→ **WHAT IS EXPECTED**: Search the data for the string "Genie" and copy each line in which it appears.

→ **SUPPLIED RECORDS**:
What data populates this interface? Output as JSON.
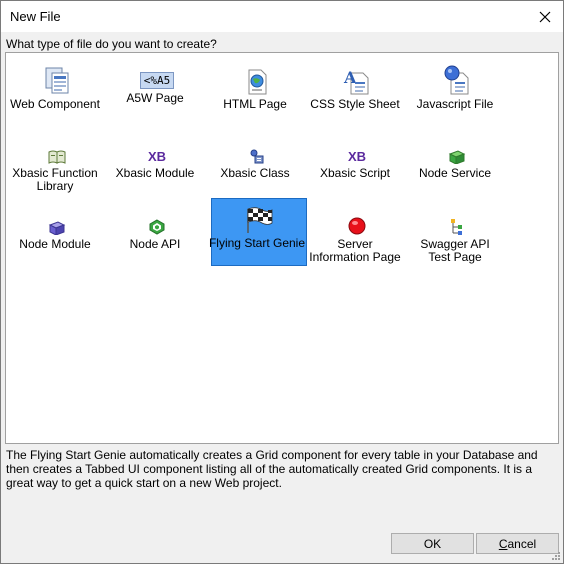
{
  "window": {
    "title": "New File"
  },
  "prompt": "What type of file do you want to create?",
  "items": [
    {
      "label": "Web Component",
      "icon": "web-component-icon"
    },
    {
      "label": "A5W Page",
      "icon": "a5w-page-icon",
      "icon_text": "<%A5"
    },
    {
      "label": "HTML Page",
      "icon": "html-page-icon"
    },
    {
      "label": "CSS Style Sheet",
      "icon": "css-style-sheet-icon"
    },
    {
      "label": "Javascript File",
      "icon": "javascript-file-icon"
    },
    {
      "label": "Xbasic Function\nLibrary",
      "icon": "xbasic-function-library-icon"
    },
    {
      "label": "Xbasic Module",
      "icon": "xbasic-module-icon",
      "icon_text": "XB"
    },
    {
      "label": "Xbasic Class",
      "icon": "xbasic-class-icon"
    },
    {
      "label": "Xbasic Script",
      "icon": "xbasic-script-icon",
      "icon_text": "XB"
    },
    {
      "label": "Node Service",
      "icon": "node-service-icon"
    },
    {
      "label": "Node Module",
      "icon": "node-module-icon"
    },
    {
      "label": "Node API",
      "icon": "node-api-icon"
    },
    {
      "label": "Flying Start Genie",
      "icon": "checkered-flag-icon",
      "selected": true
    },
    {
      "label": "Server\nInformation Page",
      "icon": "server-information-icon"
    },
    {
      "label": "Swagger API\nTest Page",
      "icon": "swagger-api-icon"
    }
  ],
  "description": "The Flying Start Genie automatically creates a Grid component for every table in your Database and then creates a Tabbed UI component listing all of the automatically created Grid components. It is a great way to get a quick start on a new Web project.",
  "buttons": {
    "ok": "OK",
    "cancel_first": "C",
    "cancel_rest": "ancel"
  },
  "colors": {
    "selection": "#3d97f3",
    "xbasic_purple": "#5b2a9e",
    "red_ball": "#e8101a",
    "green": "#3aa641"
  }
}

→ **WRITTEN ANSWER**:
      "label": "Flying Start Genie",
  "description": "The Flying Start Genie automatically creates a Grid component for every table in your Database and then creates a Tabbed UI component listing all of the automatically created Grid components. It is a great way to get a quick start on a new Web project.",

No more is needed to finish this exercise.